Among the lines below, return each one that contains the word "https".

---*---

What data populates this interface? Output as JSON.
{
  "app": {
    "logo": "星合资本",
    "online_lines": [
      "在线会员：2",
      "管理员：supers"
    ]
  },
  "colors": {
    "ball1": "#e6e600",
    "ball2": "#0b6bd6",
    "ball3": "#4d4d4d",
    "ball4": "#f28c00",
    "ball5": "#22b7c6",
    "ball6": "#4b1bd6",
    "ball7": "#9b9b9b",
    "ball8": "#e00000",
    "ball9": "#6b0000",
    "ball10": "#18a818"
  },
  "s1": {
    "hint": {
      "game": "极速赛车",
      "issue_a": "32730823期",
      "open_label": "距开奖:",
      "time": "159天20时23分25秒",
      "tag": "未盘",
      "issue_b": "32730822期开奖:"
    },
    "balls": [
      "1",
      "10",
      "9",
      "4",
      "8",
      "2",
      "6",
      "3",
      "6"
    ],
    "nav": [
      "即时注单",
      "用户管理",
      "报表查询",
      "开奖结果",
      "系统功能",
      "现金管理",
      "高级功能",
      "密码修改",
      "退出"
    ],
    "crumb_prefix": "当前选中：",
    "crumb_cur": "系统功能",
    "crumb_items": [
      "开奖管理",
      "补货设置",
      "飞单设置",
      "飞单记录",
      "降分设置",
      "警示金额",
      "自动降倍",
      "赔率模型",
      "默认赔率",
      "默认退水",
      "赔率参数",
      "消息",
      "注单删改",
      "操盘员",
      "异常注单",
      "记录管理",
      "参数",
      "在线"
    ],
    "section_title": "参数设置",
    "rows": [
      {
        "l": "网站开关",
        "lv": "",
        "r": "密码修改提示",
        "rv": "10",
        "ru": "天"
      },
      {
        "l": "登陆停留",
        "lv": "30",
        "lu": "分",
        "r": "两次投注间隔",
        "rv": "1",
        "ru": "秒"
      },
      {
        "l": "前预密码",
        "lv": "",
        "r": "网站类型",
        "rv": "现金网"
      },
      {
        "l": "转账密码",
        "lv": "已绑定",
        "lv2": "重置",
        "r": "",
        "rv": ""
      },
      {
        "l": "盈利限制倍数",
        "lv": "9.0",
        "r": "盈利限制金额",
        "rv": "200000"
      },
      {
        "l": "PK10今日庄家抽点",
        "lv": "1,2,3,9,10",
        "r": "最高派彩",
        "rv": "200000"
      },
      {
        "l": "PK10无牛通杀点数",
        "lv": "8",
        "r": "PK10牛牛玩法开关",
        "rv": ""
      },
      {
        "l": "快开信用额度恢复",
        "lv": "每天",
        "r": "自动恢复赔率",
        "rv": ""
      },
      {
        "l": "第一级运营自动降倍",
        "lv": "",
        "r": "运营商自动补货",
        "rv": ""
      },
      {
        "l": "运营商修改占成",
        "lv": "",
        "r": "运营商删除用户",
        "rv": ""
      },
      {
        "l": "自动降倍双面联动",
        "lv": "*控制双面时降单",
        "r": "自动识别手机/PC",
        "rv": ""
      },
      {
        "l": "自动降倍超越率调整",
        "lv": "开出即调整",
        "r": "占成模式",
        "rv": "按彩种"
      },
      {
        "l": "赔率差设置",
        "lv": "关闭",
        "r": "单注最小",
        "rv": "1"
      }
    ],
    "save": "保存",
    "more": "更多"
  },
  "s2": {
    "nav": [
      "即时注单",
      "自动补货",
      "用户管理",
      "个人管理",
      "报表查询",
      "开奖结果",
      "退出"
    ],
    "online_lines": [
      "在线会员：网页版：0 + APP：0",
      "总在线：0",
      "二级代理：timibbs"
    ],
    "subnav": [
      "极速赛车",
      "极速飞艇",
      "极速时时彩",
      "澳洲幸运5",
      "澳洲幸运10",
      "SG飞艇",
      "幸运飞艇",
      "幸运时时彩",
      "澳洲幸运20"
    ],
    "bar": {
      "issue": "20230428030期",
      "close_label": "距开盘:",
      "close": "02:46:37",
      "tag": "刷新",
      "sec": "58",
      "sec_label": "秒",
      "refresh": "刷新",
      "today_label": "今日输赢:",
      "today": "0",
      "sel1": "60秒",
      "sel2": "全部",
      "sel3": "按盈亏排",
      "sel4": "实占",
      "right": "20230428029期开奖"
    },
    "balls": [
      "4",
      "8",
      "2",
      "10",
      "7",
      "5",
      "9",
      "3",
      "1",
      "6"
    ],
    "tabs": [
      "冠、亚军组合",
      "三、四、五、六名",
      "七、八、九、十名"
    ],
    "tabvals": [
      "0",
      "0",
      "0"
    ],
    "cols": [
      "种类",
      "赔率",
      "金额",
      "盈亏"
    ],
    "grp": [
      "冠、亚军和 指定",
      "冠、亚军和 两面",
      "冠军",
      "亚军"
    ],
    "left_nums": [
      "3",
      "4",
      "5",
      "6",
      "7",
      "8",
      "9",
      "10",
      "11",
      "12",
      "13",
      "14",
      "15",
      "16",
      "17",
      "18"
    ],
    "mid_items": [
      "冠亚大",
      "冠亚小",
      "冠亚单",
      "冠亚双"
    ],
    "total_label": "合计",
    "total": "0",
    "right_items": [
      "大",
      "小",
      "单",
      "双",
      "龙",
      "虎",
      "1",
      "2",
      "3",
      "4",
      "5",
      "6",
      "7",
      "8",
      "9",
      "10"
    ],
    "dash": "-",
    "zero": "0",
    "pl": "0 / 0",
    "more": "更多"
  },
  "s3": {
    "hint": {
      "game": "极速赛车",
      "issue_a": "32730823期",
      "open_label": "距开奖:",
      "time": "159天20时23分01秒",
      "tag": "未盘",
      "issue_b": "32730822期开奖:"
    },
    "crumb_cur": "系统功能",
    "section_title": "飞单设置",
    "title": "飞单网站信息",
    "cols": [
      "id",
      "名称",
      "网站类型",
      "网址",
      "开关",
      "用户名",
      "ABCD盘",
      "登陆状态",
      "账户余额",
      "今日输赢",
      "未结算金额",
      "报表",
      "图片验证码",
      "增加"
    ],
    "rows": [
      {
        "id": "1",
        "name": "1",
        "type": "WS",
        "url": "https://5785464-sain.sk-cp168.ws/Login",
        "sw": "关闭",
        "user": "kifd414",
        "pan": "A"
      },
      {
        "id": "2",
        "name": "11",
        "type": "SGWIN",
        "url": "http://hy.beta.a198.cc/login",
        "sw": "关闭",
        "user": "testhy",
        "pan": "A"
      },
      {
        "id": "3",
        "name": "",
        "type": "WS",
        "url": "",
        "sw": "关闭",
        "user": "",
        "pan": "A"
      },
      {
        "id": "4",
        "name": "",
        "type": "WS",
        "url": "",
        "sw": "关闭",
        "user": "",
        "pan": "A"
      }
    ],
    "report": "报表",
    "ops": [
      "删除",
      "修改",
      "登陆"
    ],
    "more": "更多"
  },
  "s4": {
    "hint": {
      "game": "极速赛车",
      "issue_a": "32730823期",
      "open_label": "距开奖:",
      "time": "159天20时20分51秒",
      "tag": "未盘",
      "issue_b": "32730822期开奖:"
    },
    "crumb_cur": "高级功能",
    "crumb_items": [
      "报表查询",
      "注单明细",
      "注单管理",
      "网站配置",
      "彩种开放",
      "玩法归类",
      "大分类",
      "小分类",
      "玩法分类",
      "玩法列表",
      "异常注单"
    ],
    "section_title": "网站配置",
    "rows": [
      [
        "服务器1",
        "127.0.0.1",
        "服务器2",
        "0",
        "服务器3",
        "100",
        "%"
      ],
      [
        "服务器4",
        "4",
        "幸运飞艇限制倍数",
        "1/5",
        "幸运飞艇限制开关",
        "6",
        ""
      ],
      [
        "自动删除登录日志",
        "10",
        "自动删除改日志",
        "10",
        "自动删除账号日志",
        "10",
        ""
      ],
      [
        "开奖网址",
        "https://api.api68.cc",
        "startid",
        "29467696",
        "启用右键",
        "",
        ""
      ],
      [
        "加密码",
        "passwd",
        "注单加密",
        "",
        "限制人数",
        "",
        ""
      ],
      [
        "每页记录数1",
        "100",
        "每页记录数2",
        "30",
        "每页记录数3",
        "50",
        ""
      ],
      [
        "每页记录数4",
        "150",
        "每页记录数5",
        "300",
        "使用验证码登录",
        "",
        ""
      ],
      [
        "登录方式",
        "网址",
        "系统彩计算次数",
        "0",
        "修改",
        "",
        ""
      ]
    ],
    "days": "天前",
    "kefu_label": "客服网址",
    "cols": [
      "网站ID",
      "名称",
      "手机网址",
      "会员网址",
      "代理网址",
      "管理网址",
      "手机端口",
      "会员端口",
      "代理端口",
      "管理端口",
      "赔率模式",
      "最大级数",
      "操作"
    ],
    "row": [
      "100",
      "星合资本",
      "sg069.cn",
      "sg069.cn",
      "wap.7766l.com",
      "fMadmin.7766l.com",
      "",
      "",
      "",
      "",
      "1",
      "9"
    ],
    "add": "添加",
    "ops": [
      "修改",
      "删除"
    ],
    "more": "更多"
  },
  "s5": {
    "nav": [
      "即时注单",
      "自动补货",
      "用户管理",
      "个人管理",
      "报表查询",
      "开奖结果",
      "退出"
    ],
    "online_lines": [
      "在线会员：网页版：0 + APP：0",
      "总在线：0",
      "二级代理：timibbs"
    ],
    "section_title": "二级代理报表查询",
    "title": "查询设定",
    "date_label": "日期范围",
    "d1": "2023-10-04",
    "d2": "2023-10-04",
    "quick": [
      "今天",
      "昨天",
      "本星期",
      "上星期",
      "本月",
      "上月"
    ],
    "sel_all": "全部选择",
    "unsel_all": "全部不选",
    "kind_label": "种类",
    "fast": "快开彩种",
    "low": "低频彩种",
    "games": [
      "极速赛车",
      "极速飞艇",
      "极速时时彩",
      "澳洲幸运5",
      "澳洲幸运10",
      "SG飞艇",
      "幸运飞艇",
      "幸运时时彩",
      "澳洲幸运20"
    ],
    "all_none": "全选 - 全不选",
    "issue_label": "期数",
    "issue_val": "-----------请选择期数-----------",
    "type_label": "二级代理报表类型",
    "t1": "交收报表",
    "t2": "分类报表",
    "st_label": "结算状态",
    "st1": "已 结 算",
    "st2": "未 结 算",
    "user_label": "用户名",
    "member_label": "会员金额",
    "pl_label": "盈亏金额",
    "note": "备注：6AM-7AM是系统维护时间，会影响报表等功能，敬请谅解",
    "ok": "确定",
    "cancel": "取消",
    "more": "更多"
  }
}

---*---

- **Result of the task**:
        "url": "https://5785464-sain.sk-cp168.ws/Login",
        "https://api.api68.cc",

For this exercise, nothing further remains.